(Data excerpts)
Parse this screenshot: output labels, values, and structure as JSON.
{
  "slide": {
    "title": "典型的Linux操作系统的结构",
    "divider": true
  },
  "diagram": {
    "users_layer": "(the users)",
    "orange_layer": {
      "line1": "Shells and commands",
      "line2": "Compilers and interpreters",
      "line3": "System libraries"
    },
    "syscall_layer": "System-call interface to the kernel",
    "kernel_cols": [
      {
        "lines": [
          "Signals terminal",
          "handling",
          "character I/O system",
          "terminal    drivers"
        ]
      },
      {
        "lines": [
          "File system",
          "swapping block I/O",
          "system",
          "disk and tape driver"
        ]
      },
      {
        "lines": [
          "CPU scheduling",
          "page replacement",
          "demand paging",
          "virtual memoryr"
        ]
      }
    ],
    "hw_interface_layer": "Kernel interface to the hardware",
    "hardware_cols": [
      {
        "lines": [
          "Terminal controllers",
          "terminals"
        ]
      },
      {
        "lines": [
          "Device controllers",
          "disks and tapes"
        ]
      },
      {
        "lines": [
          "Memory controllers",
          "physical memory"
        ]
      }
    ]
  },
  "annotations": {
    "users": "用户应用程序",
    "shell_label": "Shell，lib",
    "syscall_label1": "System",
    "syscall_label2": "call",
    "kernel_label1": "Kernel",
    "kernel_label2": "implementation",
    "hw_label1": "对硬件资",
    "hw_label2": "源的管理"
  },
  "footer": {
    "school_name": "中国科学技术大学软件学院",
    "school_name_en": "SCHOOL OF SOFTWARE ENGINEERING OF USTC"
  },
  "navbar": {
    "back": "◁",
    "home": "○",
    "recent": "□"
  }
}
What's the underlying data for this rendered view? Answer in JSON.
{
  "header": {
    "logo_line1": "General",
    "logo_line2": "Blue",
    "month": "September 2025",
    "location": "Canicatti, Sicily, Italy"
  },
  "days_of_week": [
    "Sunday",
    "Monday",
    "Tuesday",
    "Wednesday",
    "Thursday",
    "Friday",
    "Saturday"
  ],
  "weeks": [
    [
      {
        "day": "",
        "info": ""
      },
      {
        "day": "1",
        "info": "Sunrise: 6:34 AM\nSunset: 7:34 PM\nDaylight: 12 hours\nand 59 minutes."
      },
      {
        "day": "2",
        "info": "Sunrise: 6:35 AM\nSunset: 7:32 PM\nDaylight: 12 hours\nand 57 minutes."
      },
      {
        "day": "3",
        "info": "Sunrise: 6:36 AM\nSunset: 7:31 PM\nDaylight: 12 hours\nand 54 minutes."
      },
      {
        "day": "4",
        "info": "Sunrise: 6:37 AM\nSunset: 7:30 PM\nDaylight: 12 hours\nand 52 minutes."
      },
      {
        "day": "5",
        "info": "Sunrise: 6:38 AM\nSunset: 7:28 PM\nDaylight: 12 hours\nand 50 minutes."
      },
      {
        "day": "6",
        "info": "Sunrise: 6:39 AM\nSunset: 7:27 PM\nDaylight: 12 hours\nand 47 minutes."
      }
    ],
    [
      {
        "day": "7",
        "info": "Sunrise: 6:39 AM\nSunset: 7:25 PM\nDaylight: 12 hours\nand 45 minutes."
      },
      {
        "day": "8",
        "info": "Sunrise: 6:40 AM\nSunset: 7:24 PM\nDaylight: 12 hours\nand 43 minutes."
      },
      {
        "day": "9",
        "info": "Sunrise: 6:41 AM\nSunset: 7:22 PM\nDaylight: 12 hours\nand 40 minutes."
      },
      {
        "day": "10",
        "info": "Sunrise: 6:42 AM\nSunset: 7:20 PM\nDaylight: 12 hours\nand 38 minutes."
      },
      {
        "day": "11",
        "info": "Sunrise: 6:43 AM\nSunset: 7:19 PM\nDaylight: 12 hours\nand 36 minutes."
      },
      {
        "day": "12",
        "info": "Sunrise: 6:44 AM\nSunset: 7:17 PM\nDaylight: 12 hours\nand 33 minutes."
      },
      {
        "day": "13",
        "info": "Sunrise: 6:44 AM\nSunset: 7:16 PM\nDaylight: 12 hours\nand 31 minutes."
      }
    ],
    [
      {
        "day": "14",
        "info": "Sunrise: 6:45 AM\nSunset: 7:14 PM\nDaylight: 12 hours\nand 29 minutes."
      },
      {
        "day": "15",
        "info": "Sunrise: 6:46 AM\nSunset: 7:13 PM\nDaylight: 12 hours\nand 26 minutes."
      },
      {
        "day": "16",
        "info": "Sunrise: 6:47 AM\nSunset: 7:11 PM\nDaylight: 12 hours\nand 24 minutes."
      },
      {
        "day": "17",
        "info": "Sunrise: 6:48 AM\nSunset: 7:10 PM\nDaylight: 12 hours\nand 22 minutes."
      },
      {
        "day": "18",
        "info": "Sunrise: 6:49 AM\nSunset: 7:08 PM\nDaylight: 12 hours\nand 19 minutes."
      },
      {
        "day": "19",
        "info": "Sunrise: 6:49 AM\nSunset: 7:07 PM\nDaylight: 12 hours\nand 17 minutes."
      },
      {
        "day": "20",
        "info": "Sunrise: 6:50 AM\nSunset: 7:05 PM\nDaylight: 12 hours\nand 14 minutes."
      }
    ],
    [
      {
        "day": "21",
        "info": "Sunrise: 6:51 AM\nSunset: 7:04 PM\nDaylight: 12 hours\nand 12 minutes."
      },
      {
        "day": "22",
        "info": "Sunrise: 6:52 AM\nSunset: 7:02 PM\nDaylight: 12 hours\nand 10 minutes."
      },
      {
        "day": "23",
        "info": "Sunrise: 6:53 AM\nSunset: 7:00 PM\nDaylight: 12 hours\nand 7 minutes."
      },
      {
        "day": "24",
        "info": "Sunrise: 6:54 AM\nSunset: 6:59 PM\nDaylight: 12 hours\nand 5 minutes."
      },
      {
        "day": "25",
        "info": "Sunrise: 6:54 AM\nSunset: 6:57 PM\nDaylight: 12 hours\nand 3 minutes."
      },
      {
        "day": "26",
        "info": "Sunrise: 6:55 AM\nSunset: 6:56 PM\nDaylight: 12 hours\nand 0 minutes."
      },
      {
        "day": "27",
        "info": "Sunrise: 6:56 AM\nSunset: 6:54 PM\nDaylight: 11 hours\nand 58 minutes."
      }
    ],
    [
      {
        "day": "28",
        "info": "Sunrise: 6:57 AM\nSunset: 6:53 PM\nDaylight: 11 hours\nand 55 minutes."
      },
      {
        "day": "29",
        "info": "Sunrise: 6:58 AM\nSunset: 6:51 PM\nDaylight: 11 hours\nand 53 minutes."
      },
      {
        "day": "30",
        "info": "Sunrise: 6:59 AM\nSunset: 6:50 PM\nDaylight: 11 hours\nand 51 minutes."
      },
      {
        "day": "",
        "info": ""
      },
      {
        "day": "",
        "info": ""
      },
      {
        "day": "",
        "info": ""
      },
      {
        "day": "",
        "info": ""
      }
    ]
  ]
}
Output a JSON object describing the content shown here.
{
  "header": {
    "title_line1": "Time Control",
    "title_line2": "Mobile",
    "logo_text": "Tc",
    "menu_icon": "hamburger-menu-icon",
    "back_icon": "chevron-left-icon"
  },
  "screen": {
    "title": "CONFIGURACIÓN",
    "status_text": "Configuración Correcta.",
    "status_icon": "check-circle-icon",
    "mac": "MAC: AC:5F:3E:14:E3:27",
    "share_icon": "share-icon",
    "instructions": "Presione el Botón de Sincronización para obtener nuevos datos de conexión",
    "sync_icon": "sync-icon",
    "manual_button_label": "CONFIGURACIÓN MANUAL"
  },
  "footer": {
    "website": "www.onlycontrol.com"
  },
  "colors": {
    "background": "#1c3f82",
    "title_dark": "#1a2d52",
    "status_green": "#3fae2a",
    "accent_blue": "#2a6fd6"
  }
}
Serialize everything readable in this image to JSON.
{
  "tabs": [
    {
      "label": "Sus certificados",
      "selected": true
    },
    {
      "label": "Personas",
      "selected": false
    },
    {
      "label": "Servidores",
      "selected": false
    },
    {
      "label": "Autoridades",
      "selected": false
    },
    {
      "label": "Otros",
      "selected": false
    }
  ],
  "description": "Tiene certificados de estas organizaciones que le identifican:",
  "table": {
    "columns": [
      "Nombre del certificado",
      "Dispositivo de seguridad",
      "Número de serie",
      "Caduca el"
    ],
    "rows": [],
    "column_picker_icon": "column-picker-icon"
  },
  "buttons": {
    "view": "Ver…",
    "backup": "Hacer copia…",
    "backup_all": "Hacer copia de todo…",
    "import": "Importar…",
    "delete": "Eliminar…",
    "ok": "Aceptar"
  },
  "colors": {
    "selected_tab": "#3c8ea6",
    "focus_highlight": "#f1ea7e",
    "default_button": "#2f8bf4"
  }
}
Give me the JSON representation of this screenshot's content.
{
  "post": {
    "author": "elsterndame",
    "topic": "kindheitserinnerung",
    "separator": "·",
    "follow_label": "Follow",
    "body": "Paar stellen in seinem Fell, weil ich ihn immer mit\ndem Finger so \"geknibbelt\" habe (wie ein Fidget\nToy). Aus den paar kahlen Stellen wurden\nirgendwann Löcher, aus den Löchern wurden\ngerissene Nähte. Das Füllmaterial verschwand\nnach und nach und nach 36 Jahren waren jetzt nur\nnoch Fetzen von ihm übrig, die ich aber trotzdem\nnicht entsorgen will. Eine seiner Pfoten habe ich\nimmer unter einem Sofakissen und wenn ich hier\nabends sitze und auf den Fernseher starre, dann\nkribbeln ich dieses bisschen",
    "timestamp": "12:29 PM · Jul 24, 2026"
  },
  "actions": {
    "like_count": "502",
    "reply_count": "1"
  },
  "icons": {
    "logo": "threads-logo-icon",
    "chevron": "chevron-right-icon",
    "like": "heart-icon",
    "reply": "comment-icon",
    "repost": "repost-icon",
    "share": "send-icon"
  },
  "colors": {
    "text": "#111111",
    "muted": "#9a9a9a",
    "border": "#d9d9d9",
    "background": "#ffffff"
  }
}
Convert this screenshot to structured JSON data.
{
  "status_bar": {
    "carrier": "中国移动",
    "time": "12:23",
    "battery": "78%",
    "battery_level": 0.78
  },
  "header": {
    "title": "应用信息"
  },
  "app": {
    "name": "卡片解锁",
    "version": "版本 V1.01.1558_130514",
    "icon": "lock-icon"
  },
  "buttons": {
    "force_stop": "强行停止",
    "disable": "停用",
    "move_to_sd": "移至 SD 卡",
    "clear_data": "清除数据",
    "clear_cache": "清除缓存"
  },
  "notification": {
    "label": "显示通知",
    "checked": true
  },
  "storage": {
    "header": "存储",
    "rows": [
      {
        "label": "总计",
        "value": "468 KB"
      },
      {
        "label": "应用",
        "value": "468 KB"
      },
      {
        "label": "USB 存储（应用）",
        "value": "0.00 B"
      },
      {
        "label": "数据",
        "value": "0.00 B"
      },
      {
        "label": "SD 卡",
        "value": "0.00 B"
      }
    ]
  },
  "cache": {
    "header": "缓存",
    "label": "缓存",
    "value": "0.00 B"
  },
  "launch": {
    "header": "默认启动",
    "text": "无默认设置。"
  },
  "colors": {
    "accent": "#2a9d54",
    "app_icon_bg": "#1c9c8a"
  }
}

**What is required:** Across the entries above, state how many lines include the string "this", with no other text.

**Exercise solution:** 5